I have been using Python for almost 4 years. I still remembered how amazed I was by the elegance of code indention, simplicity at the first sight, started from the official tutorial, then dive into it, daily scripts, then couple of side projects, but until today, I still hesitate to claim a Python expert. I would rather share this series of the journey to broaden my vision and deepen my insight on this beautiful language.
def addspam(fn): def new(*args): "new method" print "spam spam spam" return fn(*args) return new @addspam def add(a,b): "add method" print a**2 + b**2 if __name__ == "__main__": add(3, 4)
The output of is:
spam spam spam 25
According to the Python language reference, the @ operation is defined as:
Decorator expressions are evaluated when the function is defined, in the scope that contains the function definition. The result must be a callable, which is invoked with the function object as the only argument. The returned value is bound to the function name instead of the function object. Multiple decorators are applied in nested fashion.
Therefore, our add is defined as:
add = addspam(add)
new is an anonymous function, the name is arbitrary since we would never call it directly. When add is invoked, addspam is evaluated and returns a callable object, new, which accepts the arguments, then is executed. As a well-behaviored decorator, new eventually calls the decoratee after spreading the word, “spam”.
Before we rush to more sophisticated application, let’s take a look at the flaws of the crystal ball. Yes, it is not crystal transparent, new blocks the signature of add:
>>> print add.__doc__ new method
We can copy the meta data by all means, but is there a smart way to avoid the boilerplate code? Yes, we can use Michele Simionato’s decorator library like this:
from decorator import decorator @decorator def addspam(fn, *args, **kw): "new method" print "spam spam spam", args return fn(*args) @addspam def add(a,b): "add method" print a**2 + b**2 if __name__ == "__main__": print add.__doc__ add(3, 4)
That is quite dizzying, What is the on the earth under the hood?
First, let us inspect the vanilla version, each decorator would block the signature of the decoratee, illustrated by different colors.
Here is the code snippet of decorator.py:

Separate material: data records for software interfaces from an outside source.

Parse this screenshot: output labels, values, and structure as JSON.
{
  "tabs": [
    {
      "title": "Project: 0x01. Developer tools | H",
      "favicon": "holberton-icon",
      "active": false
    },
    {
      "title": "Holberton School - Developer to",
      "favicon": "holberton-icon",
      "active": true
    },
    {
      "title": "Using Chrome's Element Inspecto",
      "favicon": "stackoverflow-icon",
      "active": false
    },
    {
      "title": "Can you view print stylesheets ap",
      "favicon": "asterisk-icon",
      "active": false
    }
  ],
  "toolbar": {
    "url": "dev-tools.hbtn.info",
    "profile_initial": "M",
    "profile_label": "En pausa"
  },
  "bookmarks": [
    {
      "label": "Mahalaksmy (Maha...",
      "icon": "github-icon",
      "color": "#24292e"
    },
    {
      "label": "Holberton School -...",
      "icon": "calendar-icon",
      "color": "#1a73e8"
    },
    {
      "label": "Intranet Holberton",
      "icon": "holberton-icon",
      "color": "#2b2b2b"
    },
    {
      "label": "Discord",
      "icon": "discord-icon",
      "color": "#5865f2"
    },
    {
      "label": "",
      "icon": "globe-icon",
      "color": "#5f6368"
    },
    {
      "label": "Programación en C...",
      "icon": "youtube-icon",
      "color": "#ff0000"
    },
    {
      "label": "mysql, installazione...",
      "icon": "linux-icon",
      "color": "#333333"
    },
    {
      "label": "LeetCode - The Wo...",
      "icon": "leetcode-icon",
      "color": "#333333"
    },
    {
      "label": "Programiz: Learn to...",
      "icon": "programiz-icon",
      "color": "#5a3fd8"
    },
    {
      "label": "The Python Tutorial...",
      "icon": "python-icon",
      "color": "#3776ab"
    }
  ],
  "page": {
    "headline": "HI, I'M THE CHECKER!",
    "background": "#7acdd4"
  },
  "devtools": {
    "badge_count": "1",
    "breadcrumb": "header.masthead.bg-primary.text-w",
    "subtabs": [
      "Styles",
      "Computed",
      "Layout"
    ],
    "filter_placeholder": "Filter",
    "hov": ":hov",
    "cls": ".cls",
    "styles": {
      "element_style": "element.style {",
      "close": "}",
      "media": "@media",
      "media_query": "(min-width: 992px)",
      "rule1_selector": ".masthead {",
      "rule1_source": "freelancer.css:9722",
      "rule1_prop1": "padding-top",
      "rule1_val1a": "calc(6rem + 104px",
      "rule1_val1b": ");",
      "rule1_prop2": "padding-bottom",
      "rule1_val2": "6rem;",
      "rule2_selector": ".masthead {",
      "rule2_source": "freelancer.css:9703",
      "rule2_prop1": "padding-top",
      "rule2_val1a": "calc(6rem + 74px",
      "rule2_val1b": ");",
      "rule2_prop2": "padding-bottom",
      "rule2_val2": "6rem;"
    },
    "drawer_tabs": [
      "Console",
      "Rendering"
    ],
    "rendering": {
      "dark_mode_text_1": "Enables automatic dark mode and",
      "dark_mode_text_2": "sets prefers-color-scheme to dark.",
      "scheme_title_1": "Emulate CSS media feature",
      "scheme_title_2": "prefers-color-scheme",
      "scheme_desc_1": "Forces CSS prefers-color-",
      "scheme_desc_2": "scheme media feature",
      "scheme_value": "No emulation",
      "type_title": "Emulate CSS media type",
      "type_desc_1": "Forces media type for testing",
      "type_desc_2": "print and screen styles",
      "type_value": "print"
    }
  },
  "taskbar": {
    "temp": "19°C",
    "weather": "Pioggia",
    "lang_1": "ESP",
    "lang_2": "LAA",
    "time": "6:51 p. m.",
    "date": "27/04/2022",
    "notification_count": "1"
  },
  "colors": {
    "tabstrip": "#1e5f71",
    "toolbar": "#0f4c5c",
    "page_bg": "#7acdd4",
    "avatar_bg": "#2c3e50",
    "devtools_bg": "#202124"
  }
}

def decorator(caller): def _decorator(func): # the real meat is here infodict = getinfo(func) argnames = infodict['argnames'] assert not ('_call_' in argnames or '_func_' in argnames), ( 'You cannot use _call_ or _func_ as argument names!') src = "lambda %(signature)s: _call_(_func_, %(signature)s)" % infodict # import sys; print >> sys.stderr, src # for debugging purposes dec_func = eval(src, dict(_func_=func, _call_=caller)) return update_wrapper(dec_func, func, infodict) return update_wrapper(_decorator, caller)
The first difference that caught my eye was the argument of
func, instead of
*argv, does this matter?
Yes, that is the trick of the magic. decorator decorates the addspam which decoratesadd, are you still awake? So addis the argument for decorator’s anonymous function, i.e \decorator_.
There are two assistants for the magic: getinfo copy the signature of the function; updatewrapper_ signs the \decoratorwith \caller’s signature. When _add is invoked, decorator(addspam) is evaluated, which returns \decortor_ with addspam’s signature, in another word, decorator is transparent to addspam. \decorator_ is also the decorator of add, so \decorator(add)_ is executed:
- Sanity check: make sure keyword is not used in the argument names
- Cook the real meat: build addspam(add) in dec_func. Please check 3.6.2 String Formatting Operations for the syntax of mapping dictionary.
- Seal the can with fun(i.e add)’s signature
Here is the dynamic illustration:
I would discuss this topic in detail later, you could take a look at official wiki.
@memoize def fib(n): print "%d is caculated" % n if n < 2 : return 1; else: return fib(n-1) + fib(n-2)
Programming by Contract is an approach for software engineering. Microsoft Visual C++ introduced SAL annotations for precondition and postcondition. Decorators helps to separate the contract and logic2:
@precondition("tom > 0") @precondition("jerry > 1") @postcondition(lambda x: x > 1) def foo(tom=1, jerry=2, rose=3, jack=4): print tom return jack
Precondition determines the requirement of the arguments, it is more convenient to use names of arguments for evaluation; postcondition specifies the return value, function object is more appropriate to refer the returned value. Here is the full implementation.
AOP is quite popular in Java community, there is corresponding Python project, PEAK for enterprise environment. For lightweight AOP developer, the decorator could do some help, such as the canonical fund transfer example:
@precondition("amount > 0") @precondition("fromAccount.amount > amount") def transfer(fromAccount, toAccount, amount): # TODO: add transaction here. fromAccount.withdraw(amount) toAccount.deposit(amount)
Decorator opens a door to override the default behavior of function. The add-on lets the magic shine and hide the mechanism behind the curtain.